* [What the task requires] Return every line of the data that contains the string "kind".

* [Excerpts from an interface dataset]
▼▼▼

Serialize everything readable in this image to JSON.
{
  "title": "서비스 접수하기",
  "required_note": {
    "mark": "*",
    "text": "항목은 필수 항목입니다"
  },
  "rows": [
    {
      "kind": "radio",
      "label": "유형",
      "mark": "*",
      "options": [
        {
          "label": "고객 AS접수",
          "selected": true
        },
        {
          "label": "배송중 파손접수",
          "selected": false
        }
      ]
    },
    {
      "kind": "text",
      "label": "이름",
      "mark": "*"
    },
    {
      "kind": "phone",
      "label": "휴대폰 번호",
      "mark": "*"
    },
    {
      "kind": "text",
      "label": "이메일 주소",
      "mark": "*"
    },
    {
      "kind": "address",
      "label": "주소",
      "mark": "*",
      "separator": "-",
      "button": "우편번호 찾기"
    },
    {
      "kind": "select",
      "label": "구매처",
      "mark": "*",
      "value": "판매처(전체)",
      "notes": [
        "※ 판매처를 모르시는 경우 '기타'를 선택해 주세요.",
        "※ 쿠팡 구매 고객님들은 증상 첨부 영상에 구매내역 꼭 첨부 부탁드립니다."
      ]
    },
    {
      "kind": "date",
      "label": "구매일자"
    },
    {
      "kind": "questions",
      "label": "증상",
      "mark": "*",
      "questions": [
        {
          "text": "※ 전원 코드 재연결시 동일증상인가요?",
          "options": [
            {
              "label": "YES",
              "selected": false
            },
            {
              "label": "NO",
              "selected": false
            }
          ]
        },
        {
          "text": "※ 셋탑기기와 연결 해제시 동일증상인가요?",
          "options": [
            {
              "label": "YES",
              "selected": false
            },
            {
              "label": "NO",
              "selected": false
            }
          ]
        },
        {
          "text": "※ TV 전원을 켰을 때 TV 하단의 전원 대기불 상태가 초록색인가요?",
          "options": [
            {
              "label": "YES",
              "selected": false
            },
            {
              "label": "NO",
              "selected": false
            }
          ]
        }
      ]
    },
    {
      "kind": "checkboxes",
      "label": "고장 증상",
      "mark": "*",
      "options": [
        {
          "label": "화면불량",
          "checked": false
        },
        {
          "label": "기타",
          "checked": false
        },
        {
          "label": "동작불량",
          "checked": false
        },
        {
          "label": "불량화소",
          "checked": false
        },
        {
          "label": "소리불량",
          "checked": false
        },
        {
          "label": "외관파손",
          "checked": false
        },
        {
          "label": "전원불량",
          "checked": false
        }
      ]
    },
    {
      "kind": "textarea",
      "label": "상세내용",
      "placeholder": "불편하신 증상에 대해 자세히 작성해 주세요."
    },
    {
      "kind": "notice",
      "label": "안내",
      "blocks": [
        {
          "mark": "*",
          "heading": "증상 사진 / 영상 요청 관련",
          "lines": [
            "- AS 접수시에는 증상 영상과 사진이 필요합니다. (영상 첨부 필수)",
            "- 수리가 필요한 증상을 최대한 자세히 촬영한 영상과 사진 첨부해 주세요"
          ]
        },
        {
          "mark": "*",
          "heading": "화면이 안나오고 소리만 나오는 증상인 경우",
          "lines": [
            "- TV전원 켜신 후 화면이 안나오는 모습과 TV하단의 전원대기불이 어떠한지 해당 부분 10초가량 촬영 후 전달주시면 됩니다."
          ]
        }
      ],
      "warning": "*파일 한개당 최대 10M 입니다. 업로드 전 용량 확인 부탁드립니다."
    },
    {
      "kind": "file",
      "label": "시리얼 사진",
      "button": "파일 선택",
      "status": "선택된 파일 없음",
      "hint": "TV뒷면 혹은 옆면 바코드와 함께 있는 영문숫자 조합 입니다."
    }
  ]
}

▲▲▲

* [Result for this task]
      "kind": "radio",
      "kind": "text",
      "kind": "phone",
      "kind": "text",
      "kind": "address",
      "kind": "select",
      "kind": "date",
      "kind": "questions",
      "kind": "checkboxes",
      "kind": "textarea",
      "kind": "notice",
      "kind": "file",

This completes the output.